■ **Work required**:
Where does the string "Games" occur in the records? Copy each line that holds it.

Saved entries
=== Begin Enclosure ===
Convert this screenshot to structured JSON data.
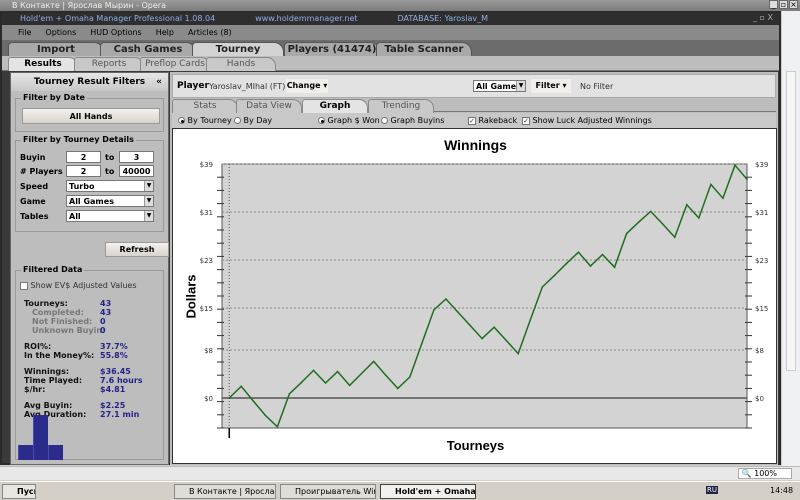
{
  "browser": {
    "title": "В Контакте | Ярослав Мырин - Opera",
    "zoom": "100%"
  },
  "app": {
    "title": "Hold'em + Omaha Manager Professional 1.08.04",
    "site": "www.holdemmanager.net",
    "database": "DATABASE: Yaroslav_M"
  },
  "menu": [
    "File",
    "Options",
    "HUD Options",
    "Help",
    "Articles (8)"
  ],
  "main_tabs": [
    {
      "label": "Import"
    },
    {
      "label": "Cash Games"
    },
    {
      "label": "Tourney",
      "active": true
    },
    {
      "label": "Players (41474)"
    },
    {
      "label": "Table Scanner"
    }
  ],
  "sub_tabs": [
    {
      "label": "Results",
      "active": true
    },
    {
      "label": "Reports"
    },
    {
      "label": "Preflop Cards"
    },
    {
      "label": "Hands"
    }
  ],
  "filters": {
    "title": "Tourney Result Filters",
    "collapse": "«",
    "date_title": "Filter by Date",
    "all_hands": "All Hands",
    "details_title": "Filter by Tourney Details",
    "buyin_label": "Buyin",
    "buyin_from": "2",
    "buyin_to": "3",
    "to": "to",
    "players_label": "# Players",
    "players_from": "2",
    "players_to": "40000",
    "speed_label": "Speed",
    "speed": "Turbo",
    "game_label": "Game",
    "game": "All Games",
    "tables_label": "Tables",
    "tables": "All",
    "refresh": "Refresh"
  },
  "filtered": {
    "title": "Filtered Data",
    "ev_label": "Show EV$ Adjusted Values",
    "ev_checked": false,
    "stats": [
      {
        "label": "Tourneys:",
        "value": "43"
      },
      {
        "label": "Completed:",
        "value": "43",
        "sub": true
      },
      {
        "label": "Not Finished:",
        "value": "0",
        "sub": true
      },
      {
        "label": "Unknown Buyin:",
        "value": "0",
        "sub": true
      },
      {
        "label": "ROI%:",
        "value": "37.7%"
      },
      {
        "label": "In the Money%:",
        "value": "55.8%"
      },
      {
        "label": "Winnings:",
        "value": "$36.45"
      },
      {
        "label": "Time Played:",
        "value": "7.6 hours"
      },
      {
        "label": "$/hr:",
        "value": "$4.81"
      },
      {
        "label": "Avg Buyin:",
        "value": "$2.25"
      },
      {
        "label": "Avg Duration:",
        "value": "27.1 min"
      }
    ],
    "histogram": [
      1,
      3,
      1
    ],
    "histogram_color": "#2b2b8c"
  },
  "player": {
    "label": "Player",
    "name": "Yaroslav_MIhal (FT)",
    "change": "Change",
    "games": "All Games",
    "filter": "Filter",
    "filter_state": "No Filter"
  },
  "graph_tabs": [
    {
      "label": "Stats"
    },
    {
      "label": "Data View"
    },
    {
      "label": "Graph",
      "active": true
    },
    {
      "label": "Trending"
    }
  ],
  "options": {
    "by_tourney": "By Tourney",
    "by_day": "By Day",
    "graph_won": "Graph $ Won",
    "graph_buyins": "Graph Buyins",
    "rakeback": "Rakeback",
    "luck": "Show Luck Adjusted Winnings"
  },
  "chart_data": {
    "type": "line",
    "title": "Winnings",
    "xlabel": "Tourneys",
    "ylabel": "Dollars",
    "x": [
      0,
      1,
      2,
      3,
      4,
      5,
      6,
      7,
      8,
      9,
      10,
      11,
      12,
      13,
      14,
      15,
      16,
      17,
      18,
      19,
      20,
      21,
      22,
      23,
      24,
      25,
      26,
      27,
      28,
      29,
      30,
      31,
      32,
      33,
      34,
      35,
      36,
      37,
      38,
      39,
      40,
      41,
      42,
      43
    ],
    "values": [
      0,
      1.95,
      -0.5,
      -2.9,
      -4.8,
      0.7,
      2.6,
      4.6,
      2.5,
      4.4,
      2.1,
      4.1,
      6.1,
      3.8,
      1.6,
      3.5,
      9.1,
      14.7,
      16.5,
      14.3,
      12.1,
      9.9,
      11.8,
      9.6,
      7.4,
      13,
      18.5,
      20.4,
      22.4,
      24.3,
      22,
      23.9,
      21.8,
      27.4,
      29.3,
      31.1,
      29,
      26.8,
      32.2,
      30,
      35.6,
      33.3,
      38.8,
      36.45
    ],
    "ylim": [
      -5,
      39
    ],
    "yticks": [
      0,
      8,
      15,
      23,
      31,
      39
    ],
    "ytick_labels": [
      "$0",
      "$8",
      "$15",
      "$23",
      "$31",
      "$39"
    ],
    "grid": true,
    "line_color": "#1e6e1e",
    "plot_bg": "#d3d3d3"
  },
  "taskbar": {
    "start": "Пуск",
    "tasks": [
      {
        "label": "В Контакте | Ярослав ..."
      },
      {
        "label": "Проигрыватель Windo..."
      },
      {
        "label": "Hold'em + Omaha Ma...",
        "active": true
      }
    ],
    "lang": "RU",
    "time": "14:48"
  }
}
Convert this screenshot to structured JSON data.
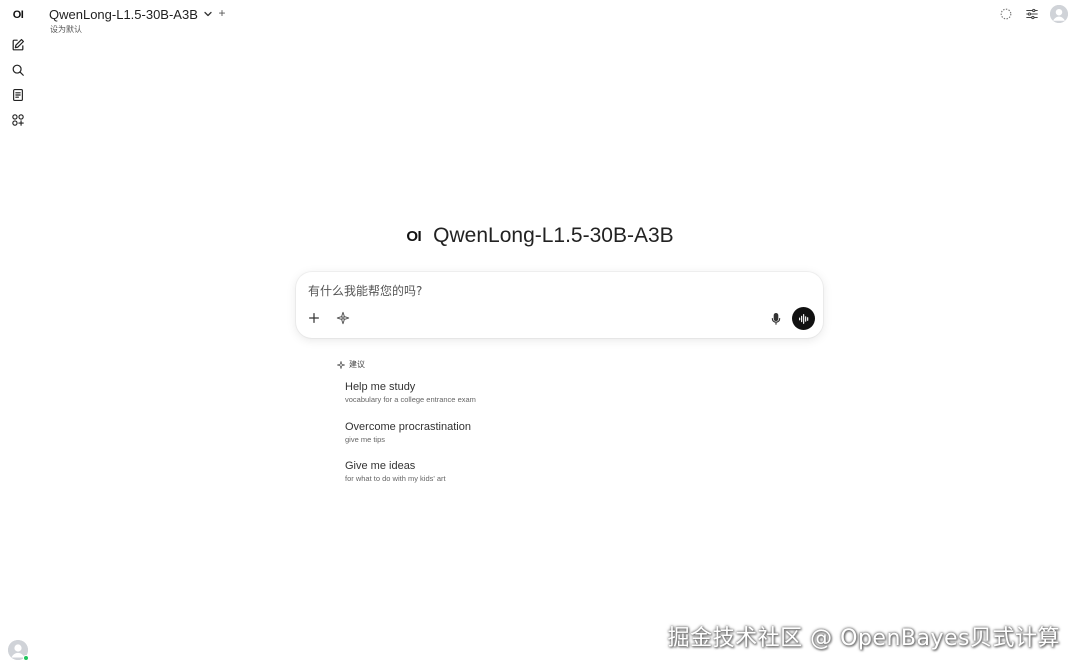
{
  "sidebar": {
    "logo_text": "OI",
    "items": [
      {
        "name": "new-chat",
        "icon": "pencil-square-icon"
      },
      {
        "name": "search",
        "icon": "search-icon"
      },
      {
        "name": "notes",
        "icon": "document-icon"
      },
      {
        "name": "workspace",
        "icon": "grid-icon"
      }
    ],
    "user_status": "online"
  },
  "header": {
    "model_name": "QwenLong-L1.5-30B-A3B",
    "add_model_label": "+",
    "set_default_label": "设为默认",
    "right_icons": [
      "loading-circle-icon",
      "sliders-icon",
      "user-avatar-icon"
    ]
  },
  "hero": {
    "logo_text": "OI",
    "title": "QwenLong-L1.5-30B-A3B"
  },
  "chat": {
    "placeholder": "有什么我能帮您的吗?",
    "value": ""
  },
  "suggestions": {
    "header_label": "建议",
    "items": [
      {
        "title": "Help me study",
        "subtitle": "vocabulary for a college entrance exam"
      },
      {
        "title": "Overcome procrastination",
        "subtitle": "give me tips"
      },
      {
        "title": "Give me ideas",
        "subtitle": "for what to do with my kids' art"
      }
    ]
  },
  "watermark": "掘金技术社区 @ OpenBayes贝式计算",
  "colors": {
    "background": "#ffffff",
    "voice_button": "#111111",
    "online": "#22c55e"
  }
}
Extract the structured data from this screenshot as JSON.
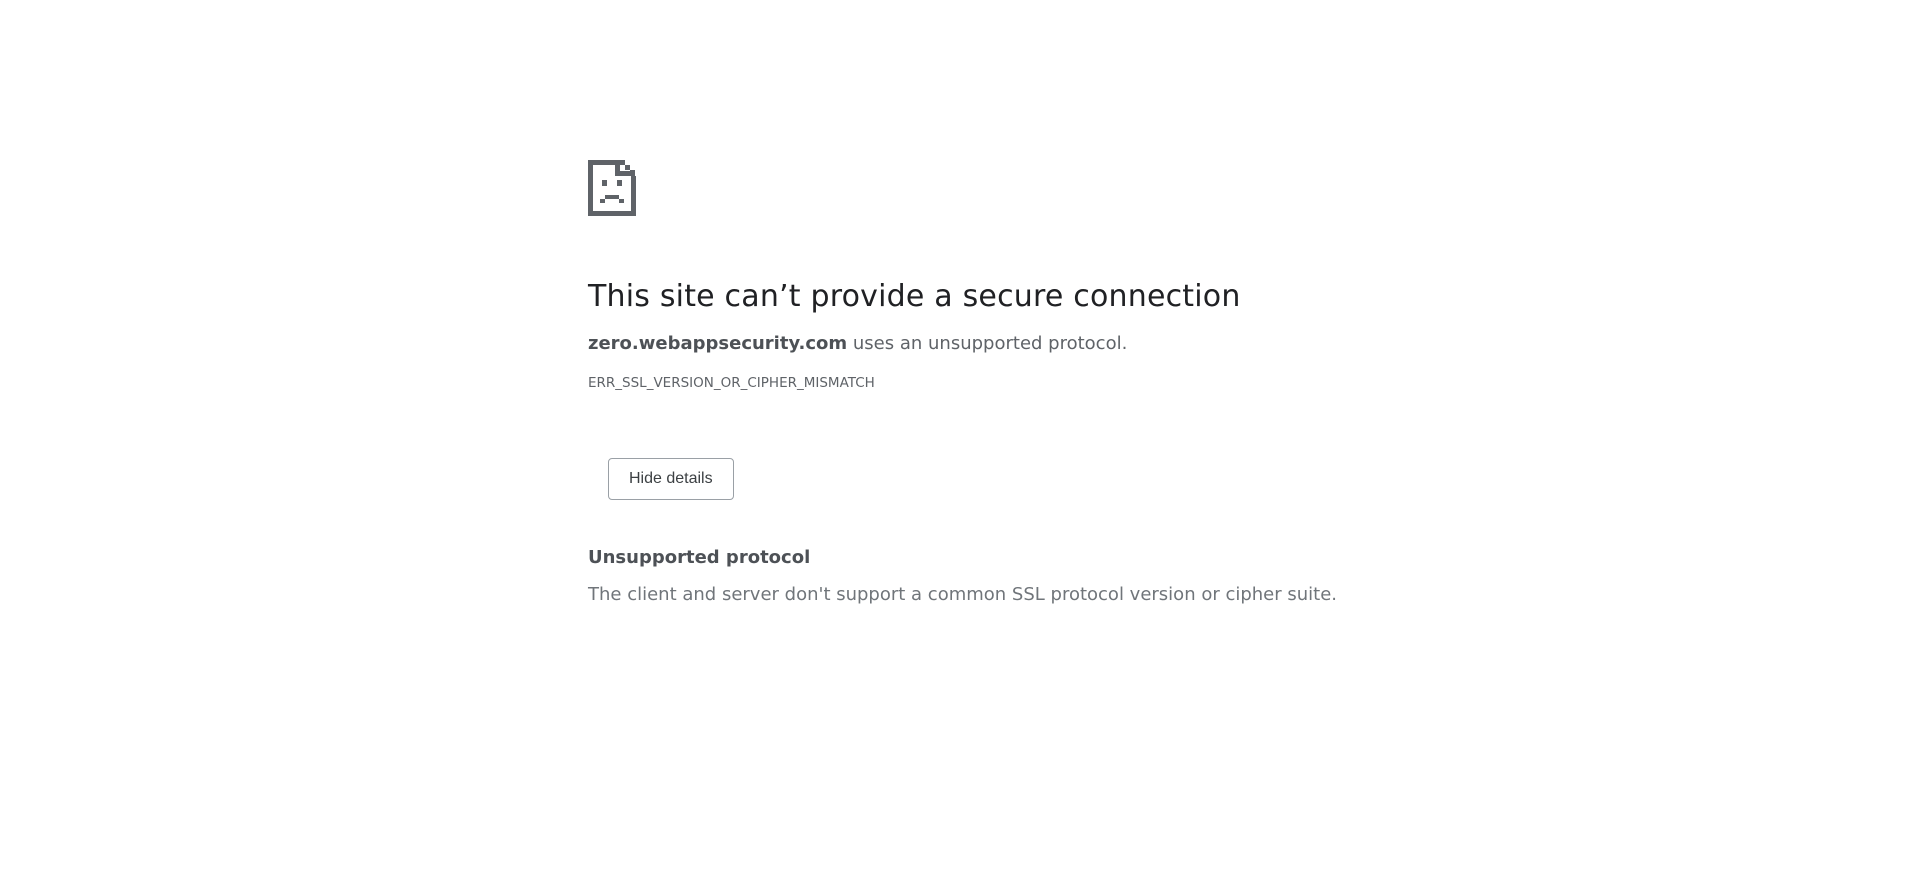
{
  "icon": "sad-page-icon",
  "headline": "This site can’t provide a secure connection",
  "summary": {
    "host": "zero.webappsecurity.com",
    "message": " uses an unsupported protocol."
  },
  "error_code": "ERR_SSL_VERSION_OR_CIPHER_MISMATCH",
  "details_button": {
    "label": "Hide details"
  },
  "details": {
    "heading": "Unsupported protocol",
    "text": "The client and server don't support a common SSL protocol version or cipher suite."
  },
  "colors": {
    "headline": "#202124",
    "body_text": "#5f6368",
    "icon": "#5f6368"
  }
}
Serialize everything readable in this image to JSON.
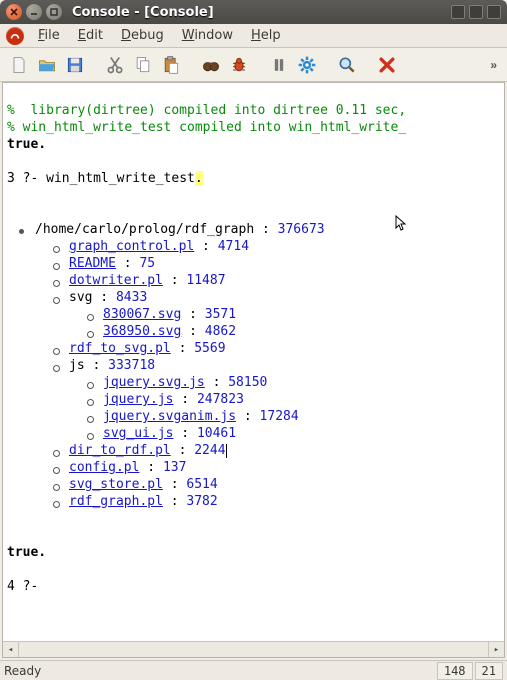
{
  "window": {
    "title": "Console - [Console]"
  },
  "menu": {
    "items": [
      "File",
      "Edit",
      "Debug",
      "Window",
      "Help"
    ]
  },
  "toolbar": {
    "icons": [
      "new-file-icon",
      "open-file-icon",
      "save-icon",
      "cut-icon",
      "copy-icon",
      "paste-icon",
      "binoculars-icon",
      "bug-icon",
      "pause-icon",
      "gear-icon",
      "magnifier-icon",
      "cancel-icon"
    ]
  },
  "console": {
    "line1_pre": "%  library(dirtree) compiled into dirtree 0.11 sec,",
    "line2_pre": "% win_html_write_test compiled into win_html_write_",
    "true1": "true.",
    "prompt3_num": "3 ?- ",
    "prompt3_cmd": "win_html_write_test",
    "prompt3_dot": ".",
    "root_label": "/home/carlo/prolog/rdf_graph",
    "root_size": "376673",
    "children": [
      {
        "label": "graph_control.pl",
        "size": "4714",
        "link": true
      },
      {
        "label": "README",
        "size": "75",
        "link": true
      },
      {
        "label": "dotwriter.pl",
        "size": "11487",
        "link": true
      },
      {
        "label": "svg",
        "size": "8433",
        "link": false,
        "children": [
          {
            "label": "830067.svg",
            "size": "3571",
            "link": true
          },
          {
            "label": "368950.svg",
            "size": "4862",
            "link": true
          }
        ]
      },
      {
        "label": "rdf_to_svg.pl",
        "size": "5569",
        "link": true
      },
      {
        "label": "js",
        "size": "333718",
        "link": false,
        "children": [
          {
            "label": "jquery.svg.js",
            "size": "58150",
            "link": true
          },
          {
            "label": "jquery.js",
            "size": "247823",
            "link": true
          },
          {
            "label": "jquery.svganim.js",
            "size": "17284",
            "link": true
          },
          {
            "label": "svg_ui.js",
            "size": "10461",
            "link": true
          }
        ]
      },
      {
        "label": "dir_to_rdf.pl",
        "size": "2244",
        "link": true,
        "caret": true
      },
      {
        "label": "config.pl",
        "size": "137",
        "link": true
      },
      {
        "label": "svg_store.pl",
        "size": "6514",
        "link": true
      },
      {
        "label": "rdf_graph.pl",
        "size": "3782",
        "link": true
      }
    ],
    "true2": "true.",
    "prompt4": "4 ?- "
  },
  "status": {
    "text": "Ready",
    "line": "148",
    "col": "21"
  },
  "sep": " : "
}
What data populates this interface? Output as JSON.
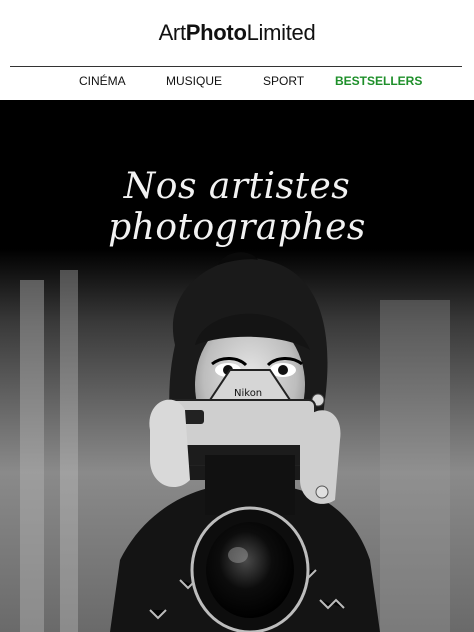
{
  "header": {
    "logo": {
      "part1": "Art",
      "part2": "Photo",
      "part3": "Limited"
    }
  },
  "nav": {
    "items": [
      {
        "label": "CINÉMA"
      },
      {
        "label": "MUSIQUE"
      },
      {
        "label": "SPORT"
      },
      {
        "label": "BESTSELLERS"
      }
    ],
    "accent_color": "#1e8f2a"
  },
  "hero": {
    "title": "Nos artistes photographes",
    "camera_brand": "Nikon"
  }
}
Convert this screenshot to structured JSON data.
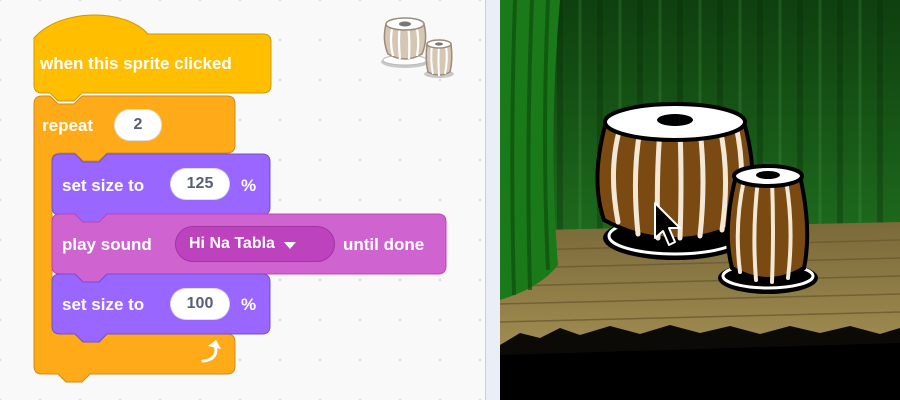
{
  "code_area": {
    "hat_label": "when this sprite clicked",
    "repeat_label": "repeat",
    "repeat_count": "2",
    "set_size_label_1": "set size to",
    "set_size_value_1": "125",
    "percent_1": "%",
    "play_sound_label": "play sound",
    "sound_name": "Hi Na Tabla",
    "until_done_label": "until done",
    "set_size_label_2": "set size to",
    "set_size_value_2": "100",
    "percent_2": "%"
  },
  "sprite_thumbnail": {
    "icon": "tabla-sprite-icon"
  },
  "stage": {
    "backdrop": "theater-stage",
    "sprite": "tabla",
    "cursor": "mouse-pointer-icon"
  },
  "colors": {
    "events": "#ffbf00",
    "control": "#ffab19",
    "looks": "#9966ff",
    "sound": "#cf63cf"
  }
}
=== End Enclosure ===
■ **Solution**:
      "label": "Cash Games"
    "game": "All Games",
    "games": "All Games",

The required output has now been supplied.